Khun Visuth informed me that there are two sites, Udon North and Udon South, of which Udon South is where the proposed first development will begin. Here, there is an estimated 300 million tonnes of potash of which 120 million tonnes will be excavated into ‘rooms’ and the remaining material will act as pillars to support the load above the mining area, leaving 180 million tonnes behind. Khun Visuth explained that the Room and Pillar method of mining requires that the rooms are cut underground with a continuous miner type rotating head which means that no explosives would be used as part of this process.

Let’s not fool ourselves, mining is a dangerous business and requires plenty of planning and forethought. The main problem for this project whilst drilling is the chance of hitting water and flooding to occur. Safety measure can be in place; however, it is always difficult to take on nature, especially underground.

The total mining area for Udon South is a proposed 26,000 rai. 1500 rai of land has been bought in order to construct a processing plant which will separate the sodium chloride and the potassium chloride using what they call a flotation process. The potassium chloride is the material required for this project. The left over material (tailings) will be backfilled into the “rooms” after a period of 3 to 4 years to assist with the added prevention of subsidence. Khun Visuth assured me that the ground where this processing plant is to be built will be fully prepared and protected with a monitoring system (water, air, dust and soil subsidence) in place to check for any form of contamination as the company appreciates that the water table at this location is not very deep.

One of the main concerns from the ENGAGE report was the perception by local people that the initial environmental impact assessment approved by the Thai government was flawed. A second study has been underway for sometime now in order to address the fears of locals and interested NGOs. Due to a change in Thailand’s constitutional law, it is proving a lengthy process; however, two of the three stages have been completed to date. The first public scoping phase and the visit to the villages affected has taken place and all that is left is the public review stage before being submitted for approval by the Ministry of Natural Resources and Environment.

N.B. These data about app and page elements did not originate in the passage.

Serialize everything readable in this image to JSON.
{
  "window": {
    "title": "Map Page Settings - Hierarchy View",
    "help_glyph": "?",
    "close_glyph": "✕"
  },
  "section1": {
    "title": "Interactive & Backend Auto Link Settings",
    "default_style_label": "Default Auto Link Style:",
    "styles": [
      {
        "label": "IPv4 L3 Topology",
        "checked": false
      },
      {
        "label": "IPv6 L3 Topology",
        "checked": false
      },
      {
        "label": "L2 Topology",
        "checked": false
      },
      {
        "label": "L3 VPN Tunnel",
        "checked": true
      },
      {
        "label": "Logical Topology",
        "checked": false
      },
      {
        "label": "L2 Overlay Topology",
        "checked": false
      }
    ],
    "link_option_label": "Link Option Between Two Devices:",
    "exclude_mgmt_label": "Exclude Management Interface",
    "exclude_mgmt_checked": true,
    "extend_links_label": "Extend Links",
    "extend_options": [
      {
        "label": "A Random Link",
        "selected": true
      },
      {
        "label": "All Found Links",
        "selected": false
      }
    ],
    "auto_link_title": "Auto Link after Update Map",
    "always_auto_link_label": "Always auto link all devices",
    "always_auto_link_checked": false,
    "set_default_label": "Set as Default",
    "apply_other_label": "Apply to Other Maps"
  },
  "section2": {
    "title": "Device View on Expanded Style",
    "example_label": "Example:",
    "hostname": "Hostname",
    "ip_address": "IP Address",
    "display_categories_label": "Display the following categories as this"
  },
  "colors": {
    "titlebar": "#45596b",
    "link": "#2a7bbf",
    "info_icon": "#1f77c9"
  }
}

So how will the local community benefit from this project, I hear you ask? Well, 900 jobs should be created directly for local people with a further 4,500 indirectly. Landowners within the mining area are set to receive 48,000 baht per rai without obligation and 250 scholarships have been provided for local students, increasing to 500 once production has started.

The government will receive a 7% royalty payment over the period which has been calculated as 37,372 million baht @400 US Dollars per ton and an exchange rate of 30 baht to 1US Dollar (prices are nearer 500 US Dollars now). This money is to be divided up with 40% going to central government, 20% to the districts in the mining area, 20% to Udon Thani Administration, 10% to other districts in Udon Thani and 10% to other districts in Thailand.

A compensation fund has been set up administered by the local community in the event that there is any environmental damage during the mining and production processes.

Khun Visuth and APPC are hopeful that their license will be granted even though there are many more steps of the scrutinisation process to be approved by numerous government departments. We have to wait and see as to whether the second Environmental Impact Assessment will be accepted to the satisfaction of the Ministry of Industry, the Ministry of National Resources and Environment and of course, the general public sometime next year. Even then APPC will allocate funds to hire another consultant to review the study before being presented to a public hearing for all stakeholders in accordance with the Mining Act and onward submission to the mining licence committee under the Ministry of Industry for consideration.